Although Anya’s not seen much play since then, she was an important part of Spider-Verse, and eventually stayed behind as part of Spider-UK’s Web Warrior team, safeguarding the multiverse and the web of fate for all her fellow Spider-heroes.
When Cindy Moon was first introduced in Spider-Verse—a girl who just happened to also be bitten by the same spider as Peter seconds after, and locked away in a vault for years and years to keep anyone unaware of her existence—fans were skeptical. Then, through some spider-pheromone-power nonsense, she and Peter couldn’t stop making out with each other, and fans were even more skeptical.
But since the early days of Spider-Verse, Cindy—taking on the name Silk in her own recently-ended series—has evolved into much more than a contrived, spider-sex-mad plot device. While retaining a bouncy, snappy snark that’s almost mandatory for Spider-heroes as she fought crime, Cindy’s solo series also provided an emotional, touching glimpse into how people cope with trauma, giving us a much more nuanced and measured character than many people expected coming out of her debut.

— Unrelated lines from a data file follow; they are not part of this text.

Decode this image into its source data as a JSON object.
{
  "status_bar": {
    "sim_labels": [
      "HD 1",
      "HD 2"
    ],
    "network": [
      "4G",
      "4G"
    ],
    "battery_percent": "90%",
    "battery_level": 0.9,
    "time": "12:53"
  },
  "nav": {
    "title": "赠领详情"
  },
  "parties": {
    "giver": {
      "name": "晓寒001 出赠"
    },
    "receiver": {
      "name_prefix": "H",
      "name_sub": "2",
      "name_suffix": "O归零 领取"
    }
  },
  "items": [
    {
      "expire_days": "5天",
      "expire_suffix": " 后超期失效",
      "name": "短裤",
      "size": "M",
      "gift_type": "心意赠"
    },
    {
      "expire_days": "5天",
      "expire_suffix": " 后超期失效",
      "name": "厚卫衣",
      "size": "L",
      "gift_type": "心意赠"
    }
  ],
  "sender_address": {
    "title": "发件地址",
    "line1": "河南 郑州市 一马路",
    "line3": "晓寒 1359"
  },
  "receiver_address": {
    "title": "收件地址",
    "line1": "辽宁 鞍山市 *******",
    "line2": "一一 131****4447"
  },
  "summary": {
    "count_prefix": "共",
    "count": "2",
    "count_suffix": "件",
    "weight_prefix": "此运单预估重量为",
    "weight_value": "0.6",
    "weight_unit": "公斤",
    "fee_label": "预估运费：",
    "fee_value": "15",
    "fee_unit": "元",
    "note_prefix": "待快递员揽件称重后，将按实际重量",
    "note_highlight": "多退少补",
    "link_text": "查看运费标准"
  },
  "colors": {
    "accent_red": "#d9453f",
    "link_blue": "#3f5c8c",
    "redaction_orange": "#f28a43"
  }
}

Even today in an age when Marvel has begin pushing a more diverse linup of female-lead books, Spider-Girl still stands as one of their most successful, longest-running series starring a female character. The daughter of Peter Parker and Mary Jane Watson in the ‘MC2’ realm, May—also known as Mayday—developed similar powers to her father’s at the age of 15, leading her to carry on his legacy after his retirement as the Spider of her universe.
Her introduction quickly lead to her becoming a cult favorite among fans, and although she’s slipped into obscurity a little lately (her most preeminent role being in Spider-Verse, which saw her rename herself Spider-Woman in the wake of her parents’ death) she still remains one of the best and direct examples of continuing Peter Parker’s legacy in the comics.
There could only be one at the top of the list, and it’s the one that really started it all. Created in a quick rush so Marvel could squat on the name to avoid rivals capitalizing on Spider-Man’s success, Jessica Drew’s story as Spider-Woman has seen her grow into a role and character that makes her so much more than the “female Spider-Man” her name might imply.
Hell, she’s always been her own damn hero—over the years since her debut, Jessica has has been a super spy, an Agent of SHIELD, an Avenger, a private investigator, and many other things, but most importantly, she’s never been in Peter Parker’s shadow, willingly far removed from the world of Spiders to do her own thing. She’s always been a kickass, witty hero that’s every-bit deserving of Spider-praise as her distant friend Peter.